This is getting far out of hand. First, U.S. and other Western scientists go to China to conduct experiments for which they could not get government funding — a rush to the lowest common denominator that Stanford bioethicist William Hurlbut calls “outsourcing ethics.”
Second, this work cuts across crucial moral boundaries. These human-monkey cells would not have just been bone or kidney tissue, but also brain neurons. Moreover, we are not talking mice or rats but monkeys, which have a much closer genetic affinity with humans. What might result from such a combining? I don’t think we should find out.
Third, even scientists are concerned about the ethical propriety of this work — but they resist binding international regulations. Indeed, the International Society of Stem Cell Research will be publishing new voluntary “guidelines” to steer such work:
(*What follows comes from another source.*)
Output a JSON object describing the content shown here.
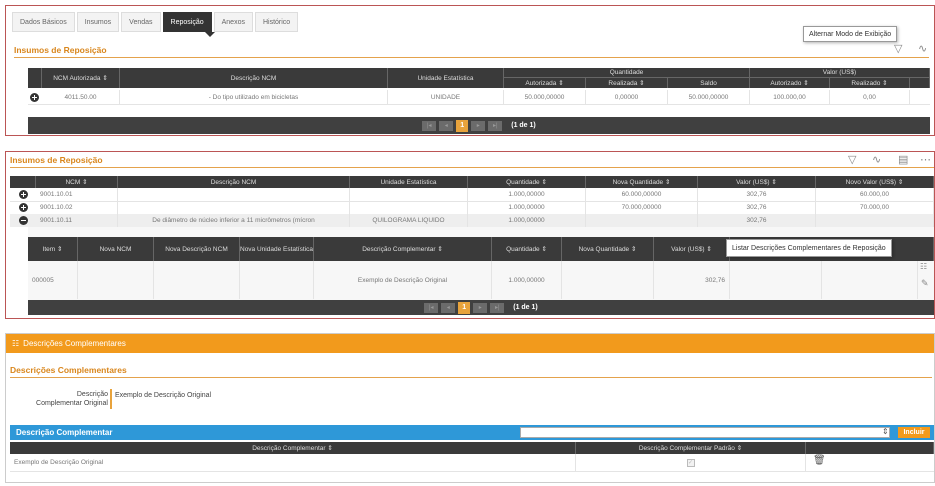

Meanwhile, international guidelines are catching up to the field’s advances — next month, the International Society for Stem Cell Research (ISSCR) is expected to publish revised guidelines for stem-cell research. These will address nonhuman-primate and human chimaeras, says Hyun, who is leading an ISSCR committee discussing chimaeras. That group’s guidelines currently prohibit researchers from letting human–animal chimaeras mate. Also, the group recommends additional oversight when human cells could integrate with an animal host’s developing central nervous system.
Do you see how lax those standards are?
Long Past Time
But even these flacid guidelines are worthless if scientists are willing to risk social exclusion from peers to pursue experiments — as with the genetic engineering of born human babies which, not coincidentally, also happened in China.
The time is long past to create binding laws to govern and restrict biotechnology. I am certainly not confident in our political leadership’s willingness to effectively engage the issue or stand for rigorous ethical propriety. But somebody needs to. Otherwise scientists will simply slouch into Brave New World with both predictable and unknowable results.
Cross-posted at The Corner.